Whenever the word "color" turns up in a line of the data below, copy that line.

===============

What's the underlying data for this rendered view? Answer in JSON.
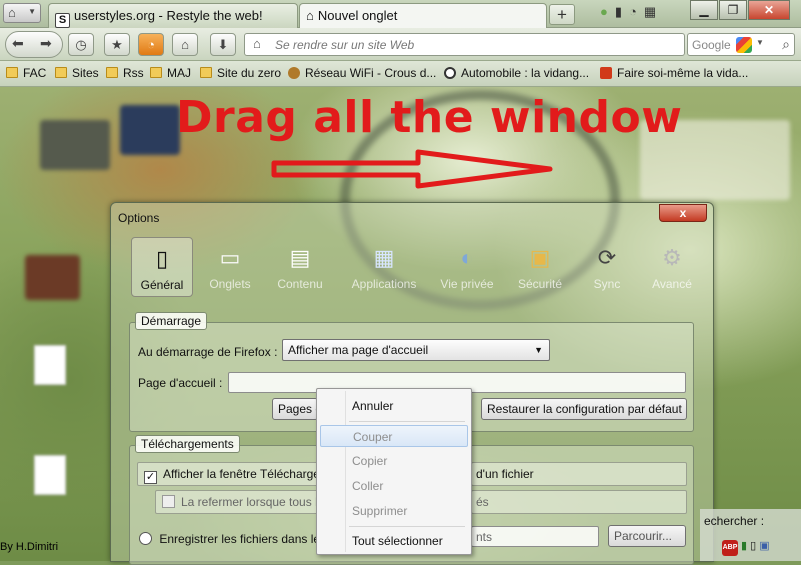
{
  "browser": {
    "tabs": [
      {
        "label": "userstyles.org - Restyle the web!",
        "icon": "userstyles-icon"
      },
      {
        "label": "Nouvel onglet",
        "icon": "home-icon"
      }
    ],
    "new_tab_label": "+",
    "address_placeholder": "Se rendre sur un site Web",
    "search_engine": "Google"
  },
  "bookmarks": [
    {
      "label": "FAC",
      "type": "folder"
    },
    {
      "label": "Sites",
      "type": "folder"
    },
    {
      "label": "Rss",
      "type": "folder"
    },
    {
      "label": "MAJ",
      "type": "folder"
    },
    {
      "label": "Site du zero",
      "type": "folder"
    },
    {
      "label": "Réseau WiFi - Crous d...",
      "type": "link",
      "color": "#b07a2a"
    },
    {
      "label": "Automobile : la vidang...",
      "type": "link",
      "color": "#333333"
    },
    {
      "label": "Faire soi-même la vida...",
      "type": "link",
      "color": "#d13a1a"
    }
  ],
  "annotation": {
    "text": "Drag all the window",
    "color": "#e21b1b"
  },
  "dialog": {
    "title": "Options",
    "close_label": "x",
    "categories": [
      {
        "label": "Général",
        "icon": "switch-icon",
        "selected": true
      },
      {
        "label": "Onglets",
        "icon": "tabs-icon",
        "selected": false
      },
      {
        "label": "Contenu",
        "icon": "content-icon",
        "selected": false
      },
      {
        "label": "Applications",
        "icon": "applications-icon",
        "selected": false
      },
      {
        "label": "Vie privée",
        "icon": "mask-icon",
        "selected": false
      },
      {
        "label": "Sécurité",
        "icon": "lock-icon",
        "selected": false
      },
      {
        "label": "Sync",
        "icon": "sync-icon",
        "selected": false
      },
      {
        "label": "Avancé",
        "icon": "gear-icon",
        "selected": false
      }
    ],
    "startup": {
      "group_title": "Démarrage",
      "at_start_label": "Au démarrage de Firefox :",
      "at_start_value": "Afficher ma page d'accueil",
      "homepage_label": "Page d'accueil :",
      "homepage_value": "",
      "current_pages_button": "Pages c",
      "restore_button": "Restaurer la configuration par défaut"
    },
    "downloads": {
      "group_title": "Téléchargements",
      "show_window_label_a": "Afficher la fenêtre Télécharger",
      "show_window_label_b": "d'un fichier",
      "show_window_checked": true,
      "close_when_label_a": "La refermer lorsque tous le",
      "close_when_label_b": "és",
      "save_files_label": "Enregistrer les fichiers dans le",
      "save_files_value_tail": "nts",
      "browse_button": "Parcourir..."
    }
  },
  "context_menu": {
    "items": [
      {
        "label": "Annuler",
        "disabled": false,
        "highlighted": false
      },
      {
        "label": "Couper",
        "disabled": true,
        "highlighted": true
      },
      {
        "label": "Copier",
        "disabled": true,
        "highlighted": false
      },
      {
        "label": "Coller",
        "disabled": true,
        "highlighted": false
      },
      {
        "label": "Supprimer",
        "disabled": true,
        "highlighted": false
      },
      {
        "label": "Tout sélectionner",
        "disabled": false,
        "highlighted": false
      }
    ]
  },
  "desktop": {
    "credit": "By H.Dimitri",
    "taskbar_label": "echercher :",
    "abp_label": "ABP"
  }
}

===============

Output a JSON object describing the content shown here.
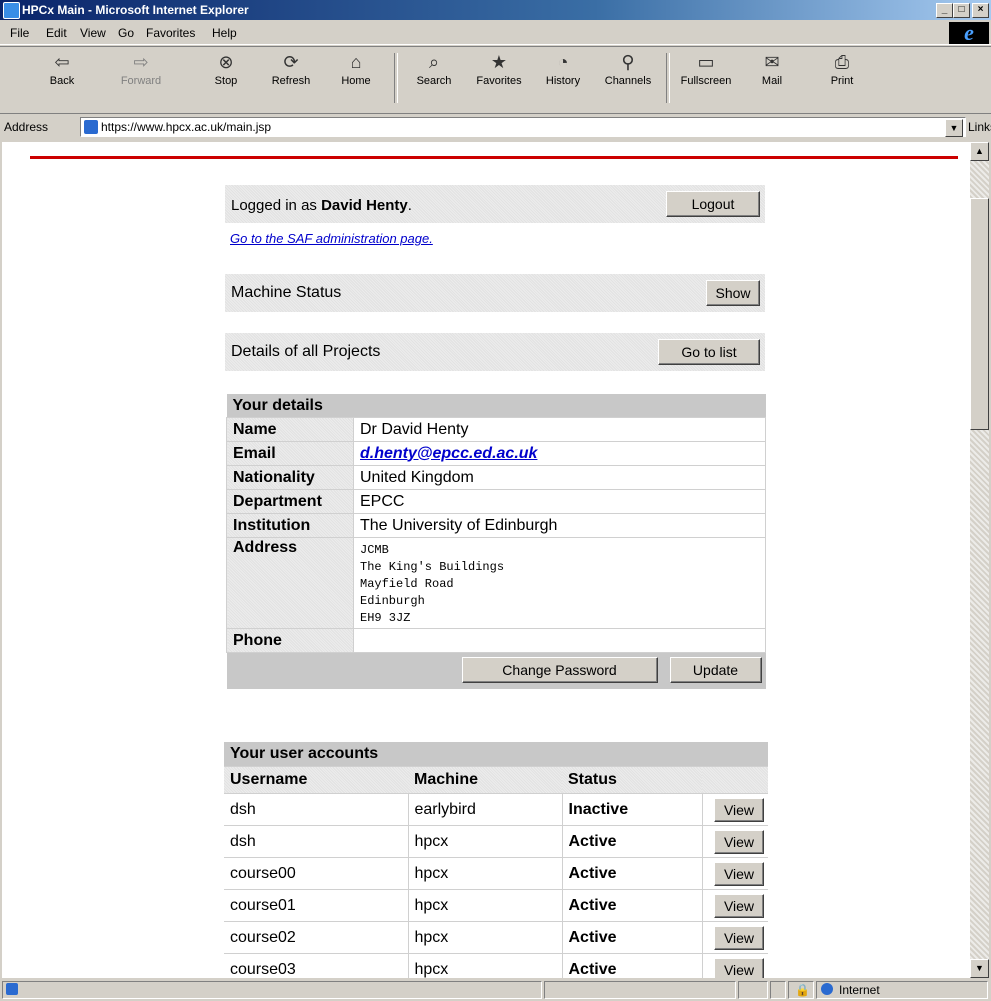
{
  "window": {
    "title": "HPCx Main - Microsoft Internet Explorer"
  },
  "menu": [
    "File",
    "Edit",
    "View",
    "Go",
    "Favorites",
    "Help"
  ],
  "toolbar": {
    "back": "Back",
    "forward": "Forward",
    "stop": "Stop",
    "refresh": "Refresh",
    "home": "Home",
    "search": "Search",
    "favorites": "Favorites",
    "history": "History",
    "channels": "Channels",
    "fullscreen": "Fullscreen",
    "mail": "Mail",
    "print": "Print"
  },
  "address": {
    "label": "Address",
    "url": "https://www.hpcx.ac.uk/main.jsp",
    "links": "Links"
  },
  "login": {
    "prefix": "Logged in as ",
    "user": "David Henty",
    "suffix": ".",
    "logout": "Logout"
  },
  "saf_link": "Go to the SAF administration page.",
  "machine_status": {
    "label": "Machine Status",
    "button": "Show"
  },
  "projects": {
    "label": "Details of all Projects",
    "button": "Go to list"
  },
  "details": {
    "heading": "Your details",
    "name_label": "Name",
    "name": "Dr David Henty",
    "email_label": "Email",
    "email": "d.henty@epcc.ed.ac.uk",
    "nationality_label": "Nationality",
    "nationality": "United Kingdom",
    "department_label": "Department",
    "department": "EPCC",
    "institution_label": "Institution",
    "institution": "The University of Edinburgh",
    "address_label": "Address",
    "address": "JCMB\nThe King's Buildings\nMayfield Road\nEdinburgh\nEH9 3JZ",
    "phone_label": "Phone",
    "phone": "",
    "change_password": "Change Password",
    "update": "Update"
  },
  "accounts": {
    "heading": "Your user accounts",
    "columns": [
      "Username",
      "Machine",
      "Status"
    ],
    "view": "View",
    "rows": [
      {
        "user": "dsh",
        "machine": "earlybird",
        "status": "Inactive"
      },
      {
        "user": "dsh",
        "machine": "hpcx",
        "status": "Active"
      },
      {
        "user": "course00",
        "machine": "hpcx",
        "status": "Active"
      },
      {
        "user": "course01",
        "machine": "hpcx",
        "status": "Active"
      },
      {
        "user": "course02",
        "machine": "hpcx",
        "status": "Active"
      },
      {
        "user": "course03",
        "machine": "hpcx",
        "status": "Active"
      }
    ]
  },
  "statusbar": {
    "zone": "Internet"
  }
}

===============

◆ Solution
      "color": "#b07a2a"
      "color": "#333333"
      "color": "#d13a1a"
    "color": "#e21b1b"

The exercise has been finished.